§ WORK INSTRUCTIONS:
These entries are to be retyped in full, word for word.
START RECORDS SUPPLIED
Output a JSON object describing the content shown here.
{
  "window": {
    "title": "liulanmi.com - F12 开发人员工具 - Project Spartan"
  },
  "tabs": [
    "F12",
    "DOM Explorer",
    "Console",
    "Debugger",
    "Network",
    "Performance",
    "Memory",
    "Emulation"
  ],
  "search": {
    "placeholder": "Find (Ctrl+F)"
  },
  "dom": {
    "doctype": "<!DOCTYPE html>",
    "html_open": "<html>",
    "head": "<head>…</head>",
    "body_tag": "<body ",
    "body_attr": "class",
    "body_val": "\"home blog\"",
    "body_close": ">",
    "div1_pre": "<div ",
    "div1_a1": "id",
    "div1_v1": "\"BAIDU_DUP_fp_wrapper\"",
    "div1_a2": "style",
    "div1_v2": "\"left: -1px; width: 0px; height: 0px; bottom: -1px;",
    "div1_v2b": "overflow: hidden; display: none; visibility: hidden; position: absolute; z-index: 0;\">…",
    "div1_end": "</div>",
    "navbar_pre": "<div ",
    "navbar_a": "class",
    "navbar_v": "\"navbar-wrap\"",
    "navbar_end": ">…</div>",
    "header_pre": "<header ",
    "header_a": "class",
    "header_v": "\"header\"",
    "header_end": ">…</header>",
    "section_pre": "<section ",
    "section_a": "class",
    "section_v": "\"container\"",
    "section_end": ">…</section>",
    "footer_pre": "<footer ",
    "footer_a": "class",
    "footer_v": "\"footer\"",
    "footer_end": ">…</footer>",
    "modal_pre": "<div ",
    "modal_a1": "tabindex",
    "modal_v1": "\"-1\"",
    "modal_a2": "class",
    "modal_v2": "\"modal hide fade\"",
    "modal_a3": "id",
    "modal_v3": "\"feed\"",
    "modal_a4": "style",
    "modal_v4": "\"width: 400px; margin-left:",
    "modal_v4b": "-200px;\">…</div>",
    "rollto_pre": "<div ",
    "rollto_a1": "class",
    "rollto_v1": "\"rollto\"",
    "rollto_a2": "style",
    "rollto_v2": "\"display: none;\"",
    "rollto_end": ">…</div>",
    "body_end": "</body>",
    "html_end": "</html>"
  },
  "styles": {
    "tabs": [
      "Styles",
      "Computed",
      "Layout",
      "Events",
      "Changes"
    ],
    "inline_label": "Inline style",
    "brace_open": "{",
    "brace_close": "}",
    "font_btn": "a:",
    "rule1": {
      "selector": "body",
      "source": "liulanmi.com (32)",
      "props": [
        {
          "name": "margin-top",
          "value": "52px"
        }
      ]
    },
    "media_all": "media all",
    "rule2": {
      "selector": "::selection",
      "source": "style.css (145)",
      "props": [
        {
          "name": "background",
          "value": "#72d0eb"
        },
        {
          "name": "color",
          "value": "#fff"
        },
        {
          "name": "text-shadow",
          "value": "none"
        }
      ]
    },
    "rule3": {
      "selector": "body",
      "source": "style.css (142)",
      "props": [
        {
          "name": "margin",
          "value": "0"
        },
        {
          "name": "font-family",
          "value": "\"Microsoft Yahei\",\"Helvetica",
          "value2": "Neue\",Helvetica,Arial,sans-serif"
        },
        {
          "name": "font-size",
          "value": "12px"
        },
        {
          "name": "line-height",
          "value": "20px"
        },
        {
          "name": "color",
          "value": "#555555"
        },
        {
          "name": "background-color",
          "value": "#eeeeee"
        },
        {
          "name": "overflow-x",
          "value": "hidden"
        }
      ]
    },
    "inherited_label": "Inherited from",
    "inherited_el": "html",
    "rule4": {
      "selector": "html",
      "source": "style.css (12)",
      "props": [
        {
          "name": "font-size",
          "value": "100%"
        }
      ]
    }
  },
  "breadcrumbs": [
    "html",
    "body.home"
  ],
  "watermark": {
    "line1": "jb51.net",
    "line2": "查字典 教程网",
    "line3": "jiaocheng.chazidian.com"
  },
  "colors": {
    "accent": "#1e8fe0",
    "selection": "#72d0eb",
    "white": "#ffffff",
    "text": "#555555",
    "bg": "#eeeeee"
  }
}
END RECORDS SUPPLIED
§ TASK RESULT:
Output a JSON object describing the content shown here.
{
  "window": {
    "title": "liulanmi.com - F12 开发人员工具 - Project Spartan"
  },
  "tabs": [
    "F12",
    "DOM Explorer",
    "Console",
    "Debugger",
    "Network",
    "Performance",
    "Memory",
    "Emulation"
  ],
  "search": {
    "placeholder": "Find (Ctrl+F)"
  },
  "dom": {
    "doctype": "<!DOCTYPE html>",
    "html_open": "<html>",
    "head": "<head>…</head>",
    "body_tag": "<body ",
    "body_attr": "class",
    "body_val": "\"home blog\"",
    "body_close": ">",
    "div1_pre": "<div ",
    "div1_a1": "id",
    "div1_v1": "\"BAIDU_DUP_fp_wrapper\"",
    "div1_a2": "style",
    "div1_v2": "\"left: -1px; width: 0px; height: 0px; bottom: -1px;",
    "div1_v2b": "overflow: hidden; display: none; visibility: hidden; position: absolute; z-index: 0;\">…",
    "div1_end": "</div>",
    "navbar_pre": "<div ",
    "navbar_a": "class",
    "navbar_v": "\"navbar-wrap\"",
    "navbar_end": ">…</div>",
    "header_pre": "<header ",
    "header_a": "class",
    "header_v": "\"header\"",
    "header_end": ">…</header>",
    "section_pre": "<section ",
    "section_a": "class",
    "section_v": "\"container\"",
    "section_end": ">…</section>",
    "footer_pre": "<footer ",
    "footer_a": "class",
    "footer_v": "\"footer\"",
    "footer_end": ">…</footer>",
    "modal_pre": "<div ",
    "modal_a1": "tabindex",
    "modal_v1": "\"-1\"",
    "modal_a2": "class",
    "modal_v2": "\"modal hide fade\"",
    "modal_a3": "id",
    "modal_v3": "\"feed\"",
    "modal_a4": "style",
    "modal_v4": "\"width: 400px; margin-left:",
    "modal_v4b": "-200px;\">…</div>",
    "rollto_pre": "<div ",
    "rollto_a1": "class",
    "rollto_v1": "\"rollto\"",
    "rollto_a2": "style",
    "rollto_v2": "\"display: none;\"",
    "rollto_end": ">…</div>",
    "body_end": "</body>",
    "html_end": "</html>"
  },
  "styles": {
    "tabs": [
      "Styles",
      "Computed",
      "Layout",
      "Events",
      "Changes"
    ],
    "inline_label": "Inline style",
    "brace_open": "{",
    "brace_close": "}",
    "font_btn": "a:",
    "rule1": {
      "selector": "body",
      "source": "liulanmi.com (32)",
      "props": [
        {
          "name": "margin-top",
          "value": "52px"
        }
      ]
    },
    "media_all": "media all",
    "rule2": {
      "selector": "::selection",
      "source": "style.css (145)",
      "props": [
        {
          "name": "background",
          "value": "#72d0eb"
        },
        {
          "name": "color",
          "value": "#fff"
        },
        {
          "name": "text-shadow",
          "value": "none"
        }
      ]
    },
    "rule3": {
      "selector": "body",
      "source": "style.css (142)",
      "props": [
        {
          "name": "margin",
          "value": "0"
        },
        {
          "name": "font-family",
          "value": "\"Microsoft Yahei\",\"Helvetica",
          "value2": "Neue\",Helvetica,Arial,sans-serif"
        },
        {
          "name": "font-size",
          "value": "12px"
        },
        {
          "name": "line-height",
          "value": "20px"
        },
        {
          "name": "color",
          "value": "#555555"
        },
        {
          "name": "background-color",
          "value": "#eeeeee"
        },
        {
          "name": "overflow-x",
          "value": "hidden"
        }
      ]
    },
    "inherited_label": "Inherited from",
    "inherited_el": "html",
    "rule4": {
      "selector": "html",
      "source": "style.css (12)",
      "props": [
        {
          "name": "font-size",
          "value": "100%"
        }
      ]
    }
  },
  "breadcrumbs": [
    "html",
    "body.home"
  ],
  "watermark": {
    "line1": "jb51.net",
    "line2": "查字典 教程网",
    "line3": "jiaocheng.chazidian.com"
  },
  "colors": {
    "accent": "#1e8fe0",
    "selection": "#72d0eb",
    "white": "#ffffff",
    "text": "#555555",
    "bg": "#eeeeee"
  }
}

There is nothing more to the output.